Prices may also become more volatile because stock levels are expected to remain low and as some of the demand for agricultural commodities becomes less responsive to price changes. The recent increase in
investment funds on commodity futures markets might also become an additional factor in price variability. Climate change, too, may affect crop production and supply in unforeseen ways.
The report says that drought in some of the world’s main grain-producing regions in the context of low stocks was a large – but transitory – factor in the sharp price rises of the past two years. More permanent factors such as high oil prices, changing diets, urbanisation, economic growth and expanding populations, are also at play and are behind the expectation of higher average prices in the coming ten years than over the past decade.

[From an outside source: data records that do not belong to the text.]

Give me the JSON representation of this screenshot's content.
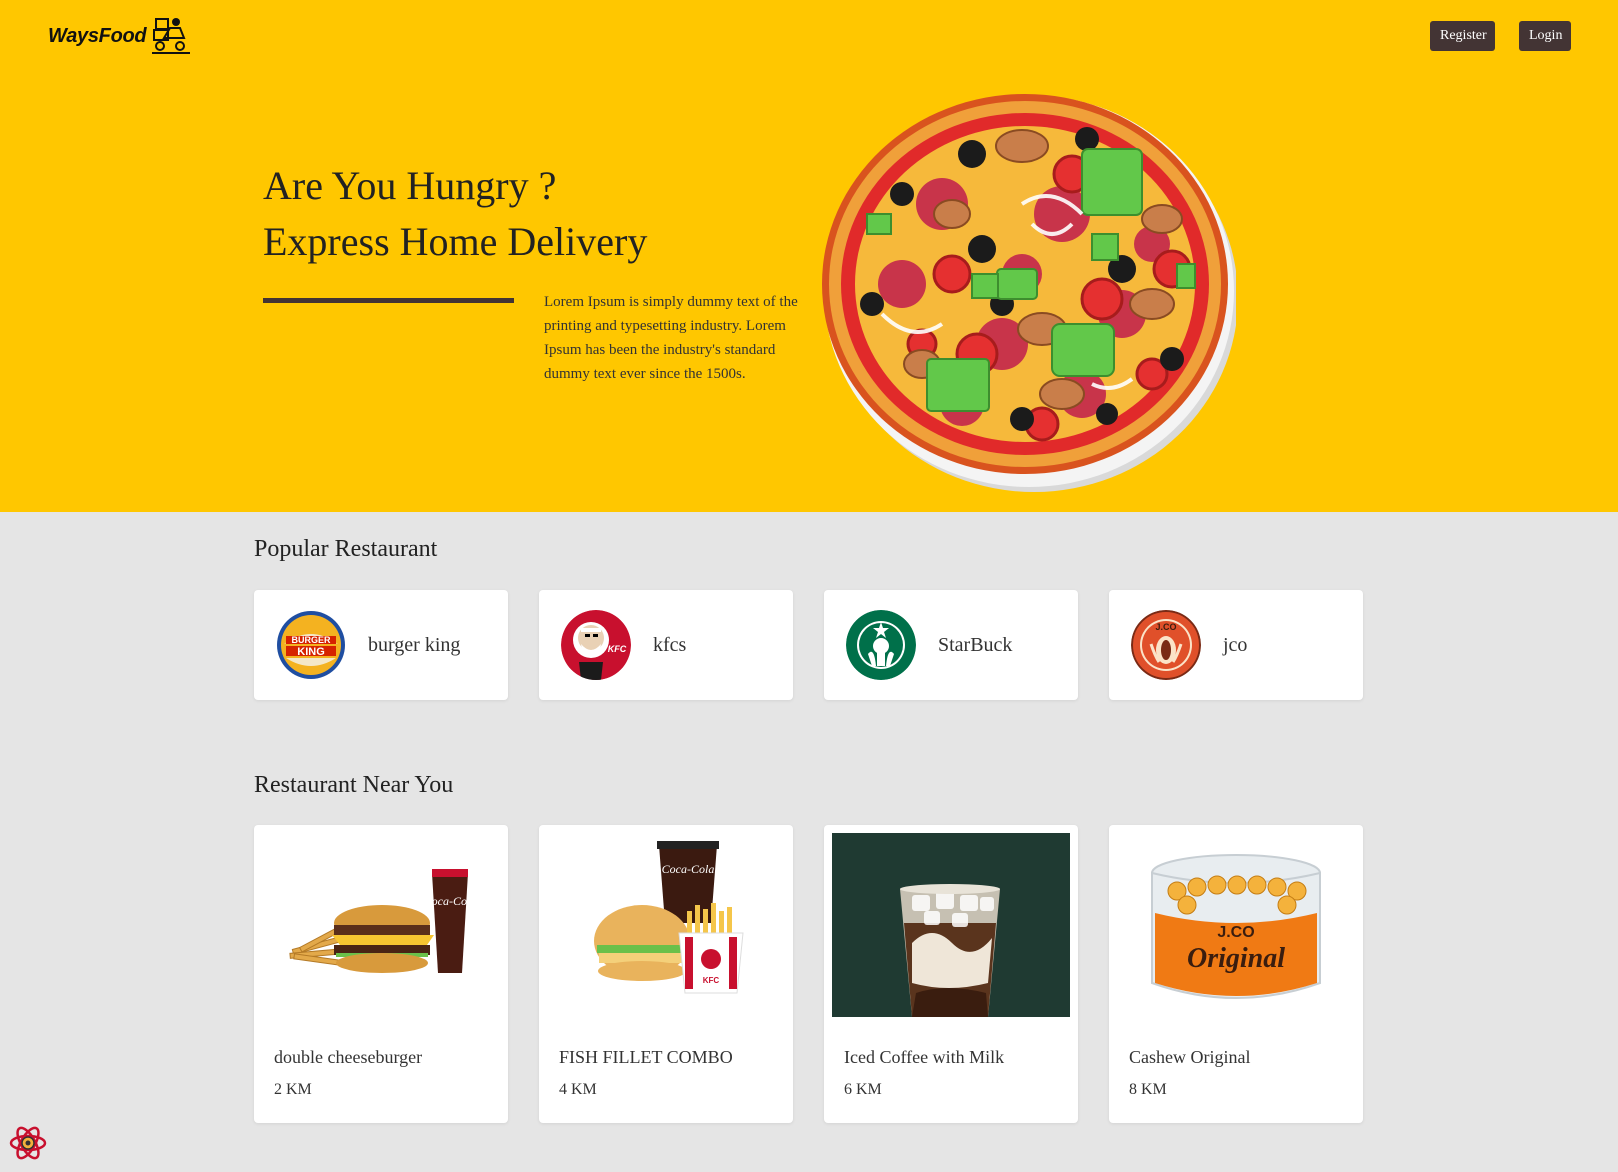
{
  "header": {
    "brand": "WaysFood",
    "register_label": "Register",
    "login_label": "Login"
  },
  "hero": {
    "line1": "Are You Hungry ?",
    "line2": "Express Home Delivery",
    "description": "Lorem Ipsum is simply dummy text of the printing and typesetting industry. Lorem Ipsum has been the industry's standard dummy text ever since the 1500s."
  },
  "popular": {
    "title": "Popular Restaurant",
    "items": [
      {
        "name": "burger king",
        "logo": "burger-king-logo"
      },
      {
        "name": "kfcs",
        "logo": "kfc-logo"
      },
      {
        "name": "StarBuck",
        "logo": "starbucks-logo"
      },
      {
        "name": "jco",
        "logo": "jco-logo"
      }
    ]
  },
  "near": {
    "title": "Restaurant Near You",
    "items": [
      {
        "name": "double cheeseburger",
        "distance": "2 KM",
        "image": "burger-combo-image"
      },
      {
        "name": "FISH FILLET COMBO",
        "distance": "4 KM",
        "image": "fish-combo-image"
      },
      {
        "name": "Iced Coffee with Milk",
        "distance": "6 KM",
        "image": "iced-coffee-image"
      },
      {
        "name": "Cashew Original",
        "distance": "8 KM",
        "image": "cashew-jar-image"
      }
    ]
  },
  "colors": {
    "hero_bg": "#FFC700",
    "page_bg": "#E5E5E5",
    "button_bg": "#433434"
  }
}
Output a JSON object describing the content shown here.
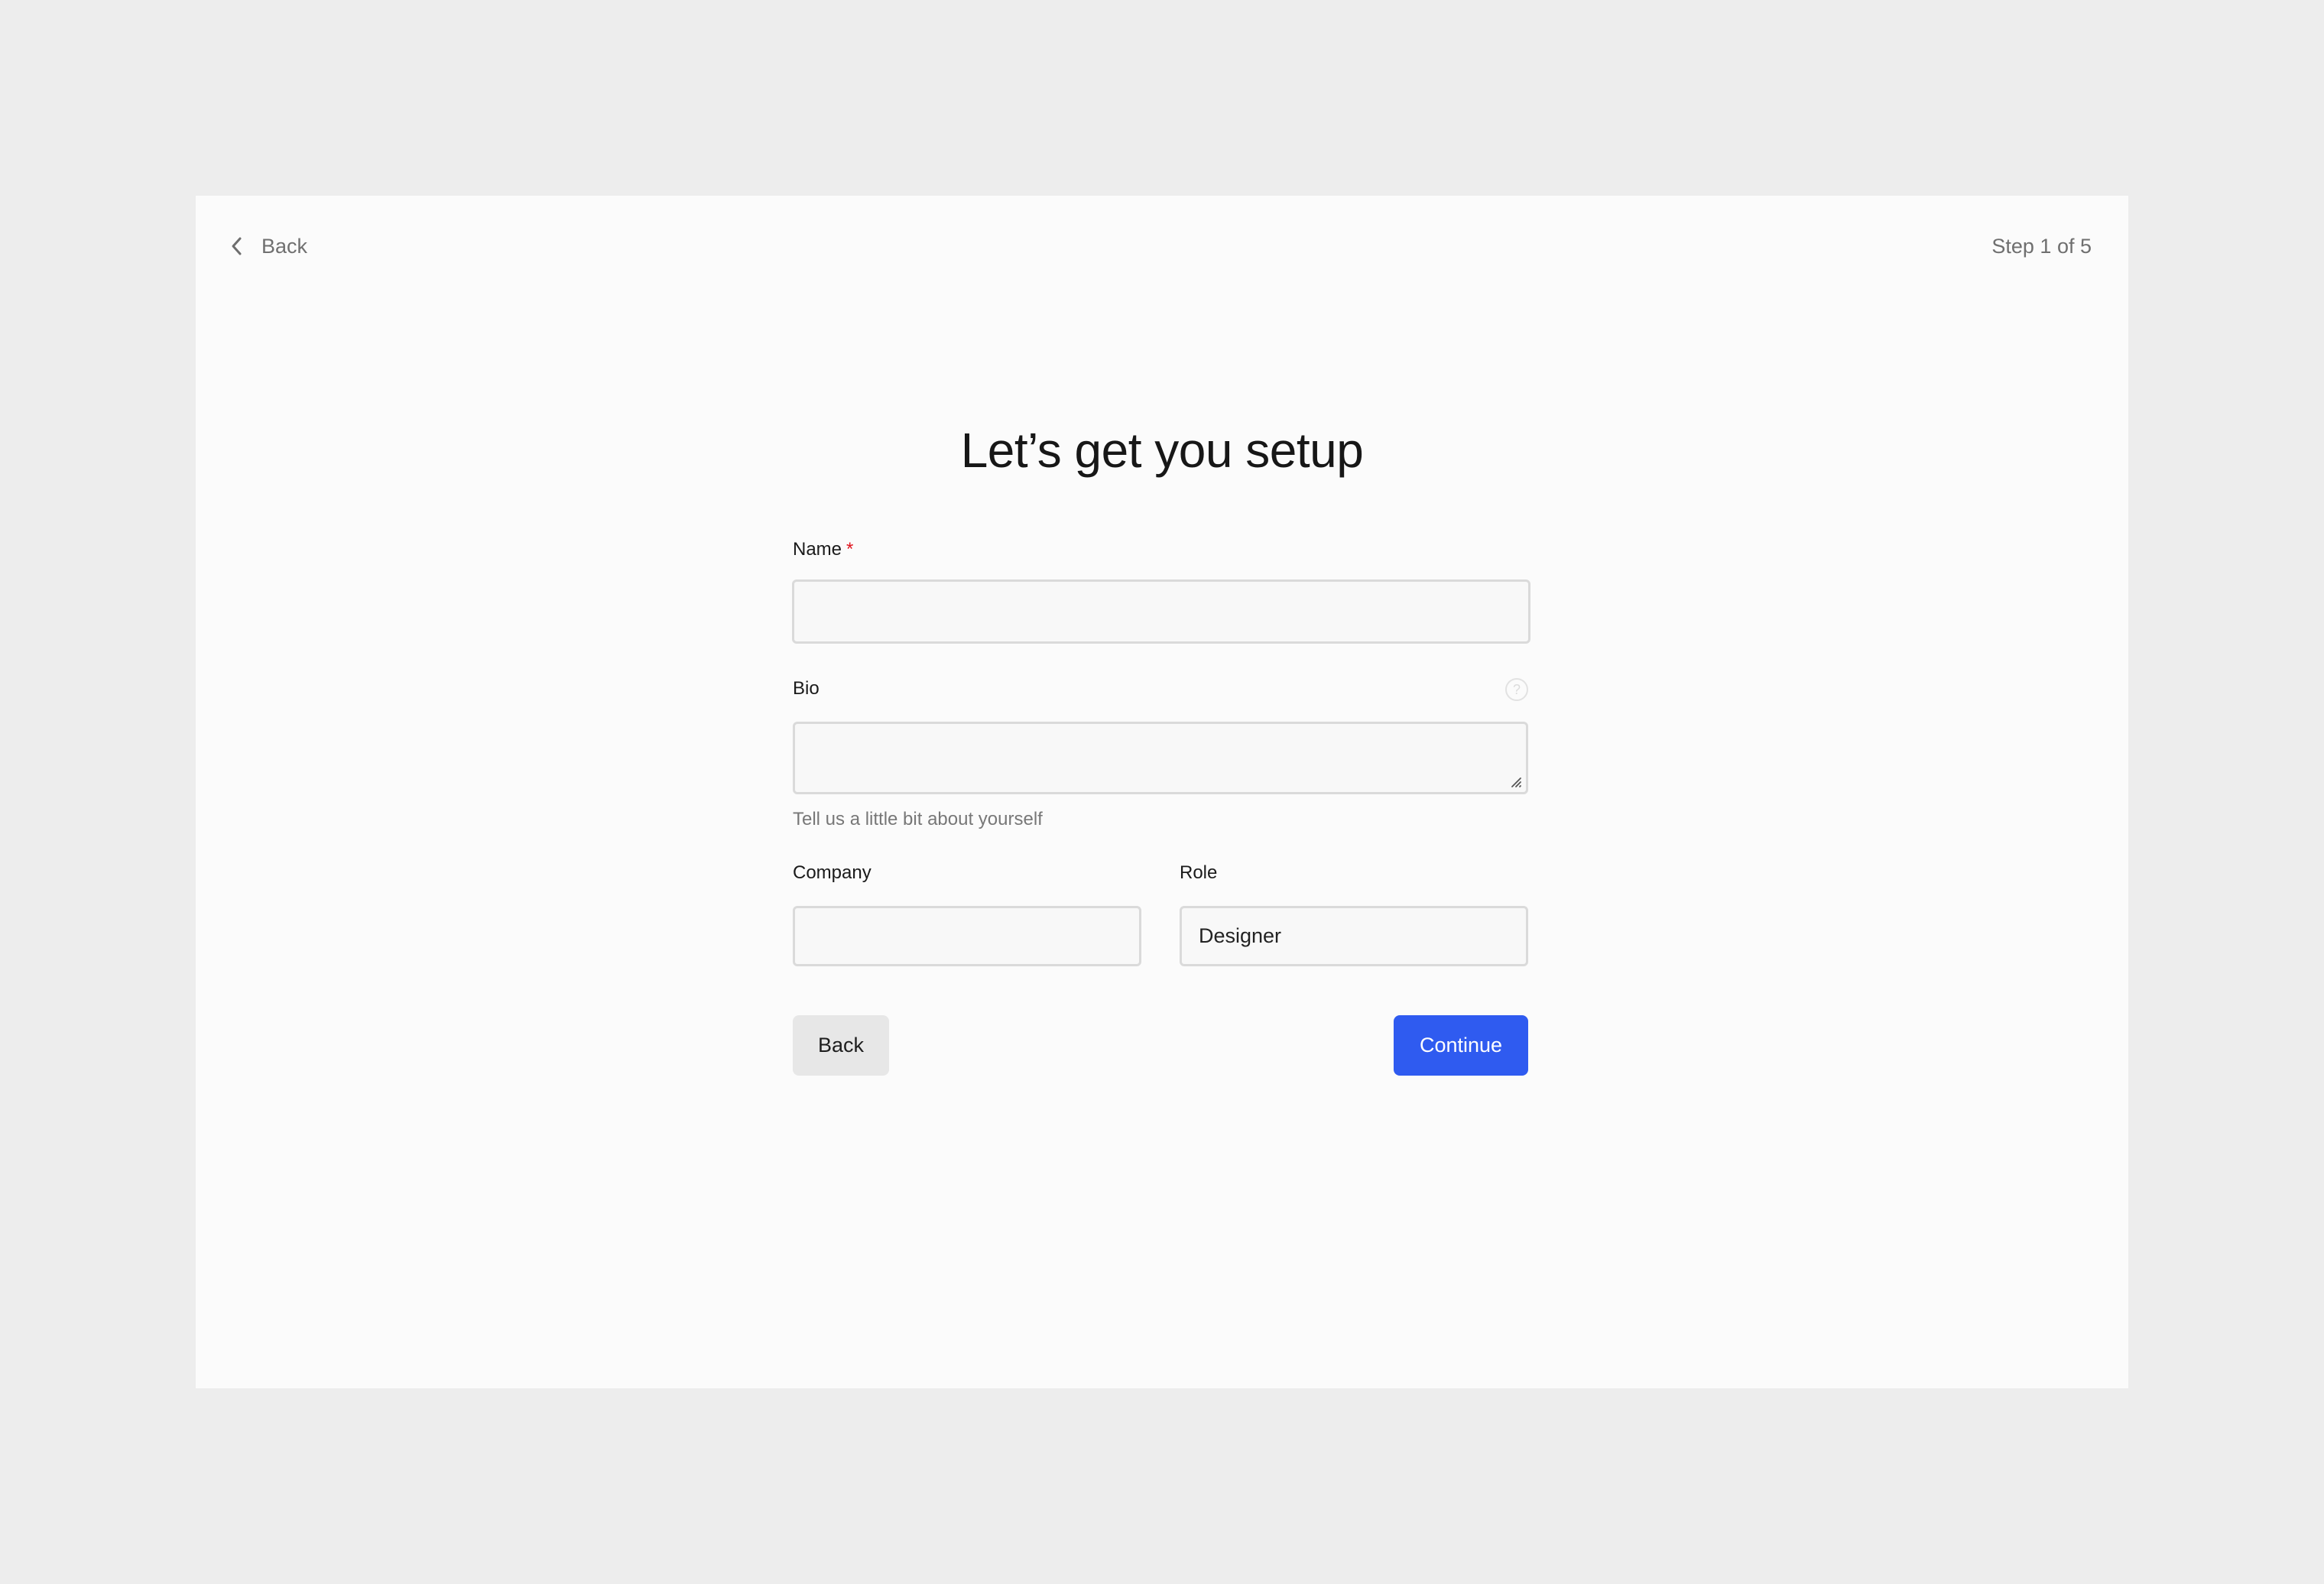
{
  "header": {
    "back_label": "Back",
    "back_icon": "chevron-left-icon",
    "step_text": "Step 1 of 5"
  },
  "title": "Let’s get you setup",
  "form": {
    "name": {
      "label": "Name",
      "required_marker": "*",
      "value": "",
      "placeholder": ""
    },
    "bio": {
      "label": "Bio",
      "help_icon": "question-circle-icon",
      "help_glyph": "?",
      "value": "",
      "placeholder": "",
      "hint": "Tell us a little bit about yourself"
    },
    "company": {
      "label": "Company",
      "value": "",
      "placeholder": ""
    },
    "role": {
      "label": "Role",
      "value": "Designer",
      "placeholder": ""
    }
  },
  "actions": {
    "back_label": "Back",
    "continue_label": "Continue"
  },
  "colors": {
    "primary": "#2f5bf0",
    "required": "#e0141e",
    "page_background": "#ededed",
    "card_background": "#fbfbfb"
  }
}
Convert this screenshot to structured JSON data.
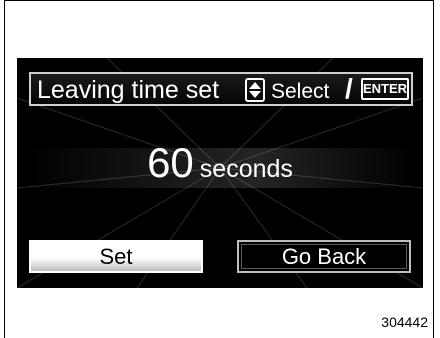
{
  "header": {
    "title": "Leaving time set",
    "select_label": "Select",
    "separator": "/",
    "enter_key": "ENTER"
  },
  "value": {
    "number": "60",
    "unit": "seconds"
  },
  "buttons": {
    "set": "Set",
    "go_back": "Go Back"
  },
  "figure_id": "304442",
  "icons": {
    "updown": "up-down-arrow-icon"
  }
}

Growing demand for biofuel is another factor contributing to higher prices. World fuel ethanol production tripled between 2000 and 2007 and is expected to double again between now and 2017 to reach 127 billion litres a year. Biodiesel production is seen to expand from 11 billion litres a year in 2007 to around 24 billion litres by 2017. The growth in biofuel production adds to demand for grains, oilseeds and sugar, so contributing to higher crop prices.
In OECD countries, at least, this growth of biofuel production has thus far been driven largely by policy measures and the report says that it is not clear that the energy security, environmental and economic objectives of biofuel policies will be achieved with current production technologies. The report suggests further review of existing biofuel policies.
Among other findings of the report are the following: